Louder Than War released their debut, Surge of Youth, in 2012. We take a listen to Deadbeat Echoes blistering follow up, set for release on Monday (11 March).
It begins with the trip and pop tussle of rhythm, then the chime and buzz of guitar, before the northern inflections of the vocal kick in. The second single from Deadbeat Echoes, No Bones, is three minutes of blistering powerpop.
Lyrically this is sharp self-aware coolness, with just enough wit, delivered in a style that since Alex Turner many any aspired to and few have managed. Just like the debut this is the people’s pop music, dark and rocky with a bounce and swagger equally suited to Saturday nights and Sunday mornings.
This is music to play loud, to lose yourself in and to.
Deadbeat Echoes trick though is to build a song from beginning to end. How it starts isn’t how it ends. So the indie-discoesque beginnings break down in the middle in a tight, tempo-challenging fill before layers of swirling, intense riffs pile in making the track a juddering wall of sound threatening to crash over and engulf the lucky listener.

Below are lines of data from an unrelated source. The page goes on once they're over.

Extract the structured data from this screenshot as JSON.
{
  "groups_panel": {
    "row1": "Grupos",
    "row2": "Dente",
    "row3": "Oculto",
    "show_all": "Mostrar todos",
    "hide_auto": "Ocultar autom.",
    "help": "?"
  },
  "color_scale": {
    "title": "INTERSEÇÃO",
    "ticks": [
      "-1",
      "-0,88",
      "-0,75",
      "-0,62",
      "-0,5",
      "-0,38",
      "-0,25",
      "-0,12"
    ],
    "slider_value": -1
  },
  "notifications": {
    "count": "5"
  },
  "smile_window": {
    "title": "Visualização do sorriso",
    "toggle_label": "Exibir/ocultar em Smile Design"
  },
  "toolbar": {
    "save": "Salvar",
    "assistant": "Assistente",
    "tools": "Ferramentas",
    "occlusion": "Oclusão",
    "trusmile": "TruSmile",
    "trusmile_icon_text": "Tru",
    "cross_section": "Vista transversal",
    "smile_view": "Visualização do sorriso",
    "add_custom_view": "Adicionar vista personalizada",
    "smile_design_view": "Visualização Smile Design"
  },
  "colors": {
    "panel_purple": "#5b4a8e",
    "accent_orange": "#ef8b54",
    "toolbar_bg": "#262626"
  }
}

Between first and second release this sound has become a little cleaner, the musical identity sharper. Or at least it has on A Side No Bones.
B Side Invisible Enemy is scuzzier, backing the chiming pop chords with pounding, insistent Krautrock rhythms. There is more than a hint of Joy Division here sometimes tempered with a grunge punches but building to a deluge of riffs that hold the promise of being almost overwhelming live. The sound is still considered and constructed but with a messier outcome that loses nothing for having a rougher delivery.
Deadbeat Echoes show they are still one of the best young bands on the block today. Taking influence and inspiration from a long history of pop and rock before cajoling the sound into a new shape, fitting and reflective of today.
No Bones / Invisible Enemy is released on Monday 11 March 2013 and is available on CD or as a digital download from Deadbeat Echoes website.